Close reading requires students to consider text (in it’s different forms) through three lenses: what does it say, how does it say it, and what does it mean to me? Here’s a three step process for mastering this Common Core skill using the guided reading of a TV pharmaceutical ad. You’ll have a chance to compare visual elements, narration and musical soundtrack.
Our goal was a practical hands-on workshop that fused technology, critical thinking, and strategies for students to be the “historian in the classroom.” We were focused on ways to use iPads for content creation, feedback and reflection. Plus we showcased a variety of other critical thinking digital tools for the classroom – iBooks Author, Haiku Deck, Evernote, nGram Viewer and GapMinder.
I had a great time recording a podcast with Mark Hofer and David Carpenter for their series Ed Tech Co-Op.
Mark led off by asking me to reflect back on my some of the driving themes in my career. I confessed that as a novice teacher, I mimicked my experience as a high school student and taught primarily via lecture mixed with an occasional “guess what the teacher is thinking” whole-group discussion.
But I recalled an “aha” moment after repeated visits to the art class in the classroom next door. I realized that if the art teacher taught art, the way I taught history, his students would be sitting there watching him paint.
Games are interaction with rules. They mimic the scientific method – hypothesis tested to overcome obstacles and achieve goal while operating inside prescribed system of boundaries. Video games provide failure based learning – brief, surmountable, exciting. While failure in school is depressing, in a game it’s aspirational.
Josh Millard recently began curating a growing collection of video game maps drawn from memory at his site Mapstalgia. Submissions range from detailed rendering to sketches on the back of a napkin. But they all demonstrate a great way to teach mental mapping skills – spatial relationships, sequence, causation, scale, location, and measurement.Use Mapstalgia as an example for your students. Then give them a chance to have fun while demonstrating their ability to translate gaming worlds into two dimensional representations. Let them compare maps of the same game to design their own mapping rubric. Explore different representations of game elements for clarity and design.

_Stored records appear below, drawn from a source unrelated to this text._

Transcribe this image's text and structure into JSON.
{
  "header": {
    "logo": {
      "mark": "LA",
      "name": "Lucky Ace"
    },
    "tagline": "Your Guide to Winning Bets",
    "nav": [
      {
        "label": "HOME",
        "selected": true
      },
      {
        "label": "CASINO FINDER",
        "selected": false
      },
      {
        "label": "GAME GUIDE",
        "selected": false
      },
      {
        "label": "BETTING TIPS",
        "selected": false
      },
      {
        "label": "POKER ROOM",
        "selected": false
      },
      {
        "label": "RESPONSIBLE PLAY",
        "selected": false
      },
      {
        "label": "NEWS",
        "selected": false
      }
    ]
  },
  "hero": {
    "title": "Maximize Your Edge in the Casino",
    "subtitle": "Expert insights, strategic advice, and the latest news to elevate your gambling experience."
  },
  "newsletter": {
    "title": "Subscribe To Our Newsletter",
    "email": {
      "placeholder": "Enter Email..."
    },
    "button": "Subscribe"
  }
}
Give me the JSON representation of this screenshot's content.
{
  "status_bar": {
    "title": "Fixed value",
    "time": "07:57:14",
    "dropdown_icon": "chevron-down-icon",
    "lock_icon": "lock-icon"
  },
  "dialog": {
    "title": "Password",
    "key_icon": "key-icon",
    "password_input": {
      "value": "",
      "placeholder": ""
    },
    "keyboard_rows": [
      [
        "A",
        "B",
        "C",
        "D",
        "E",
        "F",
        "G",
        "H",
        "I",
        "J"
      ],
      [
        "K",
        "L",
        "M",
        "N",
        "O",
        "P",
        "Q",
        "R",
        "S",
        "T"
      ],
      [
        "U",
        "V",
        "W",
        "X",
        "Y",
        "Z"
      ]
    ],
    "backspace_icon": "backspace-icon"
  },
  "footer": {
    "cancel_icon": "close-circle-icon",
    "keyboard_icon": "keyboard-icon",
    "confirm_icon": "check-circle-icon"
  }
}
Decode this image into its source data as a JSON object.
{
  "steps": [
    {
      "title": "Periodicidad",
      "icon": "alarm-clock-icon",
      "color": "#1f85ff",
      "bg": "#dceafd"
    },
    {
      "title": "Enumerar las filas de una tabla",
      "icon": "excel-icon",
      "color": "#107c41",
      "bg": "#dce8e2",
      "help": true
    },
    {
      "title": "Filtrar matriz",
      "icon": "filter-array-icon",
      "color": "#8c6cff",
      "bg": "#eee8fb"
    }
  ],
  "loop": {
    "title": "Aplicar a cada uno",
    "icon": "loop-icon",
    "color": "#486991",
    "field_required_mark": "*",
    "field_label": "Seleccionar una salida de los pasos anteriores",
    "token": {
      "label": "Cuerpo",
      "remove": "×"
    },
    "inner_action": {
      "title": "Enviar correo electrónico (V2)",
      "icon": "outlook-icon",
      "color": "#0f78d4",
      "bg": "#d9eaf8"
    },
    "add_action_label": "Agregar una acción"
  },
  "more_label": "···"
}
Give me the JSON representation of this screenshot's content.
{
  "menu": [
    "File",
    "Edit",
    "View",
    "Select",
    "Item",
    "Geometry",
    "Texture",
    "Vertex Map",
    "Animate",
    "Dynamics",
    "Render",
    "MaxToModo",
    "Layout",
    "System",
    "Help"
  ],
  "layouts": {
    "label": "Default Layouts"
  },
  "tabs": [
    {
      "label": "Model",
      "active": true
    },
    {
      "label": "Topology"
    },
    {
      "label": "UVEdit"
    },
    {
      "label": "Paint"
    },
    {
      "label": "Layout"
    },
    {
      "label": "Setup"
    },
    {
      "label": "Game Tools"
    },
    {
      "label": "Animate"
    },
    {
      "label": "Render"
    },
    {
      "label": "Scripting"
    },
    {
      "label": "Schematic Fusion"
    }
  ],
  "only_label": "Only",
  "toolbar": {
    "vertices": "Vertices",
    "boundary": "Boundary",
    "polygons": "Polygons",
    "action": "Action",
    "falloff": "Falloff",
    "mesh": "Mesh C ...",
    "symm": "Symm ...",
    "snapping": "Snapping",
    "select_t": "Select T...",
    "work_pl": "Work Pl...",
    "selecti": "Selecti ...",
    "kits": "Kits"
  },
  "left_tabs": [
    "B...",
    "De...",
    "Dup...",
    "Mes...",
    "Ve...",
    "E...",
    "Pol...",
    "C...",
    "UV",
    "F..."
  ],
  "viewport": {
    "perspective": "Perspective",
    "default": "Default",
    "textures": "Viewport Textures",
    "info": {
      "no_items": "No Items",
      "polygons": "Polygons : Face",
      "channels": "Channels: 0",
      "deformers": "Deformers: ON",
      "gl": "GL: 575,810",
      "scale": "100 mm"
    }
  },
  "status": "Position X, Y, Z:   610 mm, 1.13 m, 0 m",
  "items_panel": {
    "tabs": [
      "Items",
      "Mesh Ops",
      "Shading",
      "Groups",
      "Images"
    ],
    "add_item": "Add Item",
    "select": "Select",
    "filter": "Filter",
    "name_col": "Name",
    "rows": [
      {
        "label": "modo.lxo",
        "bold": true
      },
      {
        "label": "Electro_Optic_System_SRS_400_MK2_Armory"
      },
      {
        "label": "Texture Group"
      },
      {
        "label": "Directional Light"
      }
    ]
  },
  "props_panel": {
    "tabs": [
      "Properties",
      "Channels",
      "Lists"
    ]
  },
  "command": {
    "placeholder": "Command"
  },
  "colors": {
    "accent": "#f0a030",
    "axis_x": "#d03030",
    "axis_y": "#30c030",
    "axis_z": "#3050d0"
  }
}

We’ll focus on three core skill areas central to the Common Core standards – defining, summarizing and comparing using my guide to “18 Strategies for Struggling Readers.” Plus I’ll introduce some great websites that they can use with the strategies – the new digital literacy meets the old text literacy.
An essential part of a summary is that it needs to be expressed to an audience. In life, we purposefully craft summaries for a specific audience (directions for the out-of-towner, computer how-to for the technophobe). In school, the tacit audience for most summaries is the teacher. If students are going to learn to summarize they need to be given a chance to genuinely share what they think is important. Here’s a three step process for students sharing their summaries for an audience other than the teacher.
I’ve been working with teachers to develop Common Core learning strategies to support the literacy and comprehension skills that students commonly use across the content areas. This pdf includes 18 lessons organized in two ways: by comprehension strategy – defining, summarizing and comparing and by target reader – non-reader, word caller and turned-off reader. The lessons are designed as templates which teachers can modify to use in their specific subject areas.
Explaining “how to” requires students to research a subject, evaluate what’s important, and create a guide for someone else to follow. It gives them an opportunity to write for an authentic audience and purpose and use skills that rank very high on Bloom’s taxonomy. When we ask students to summarize without giving them an audience […]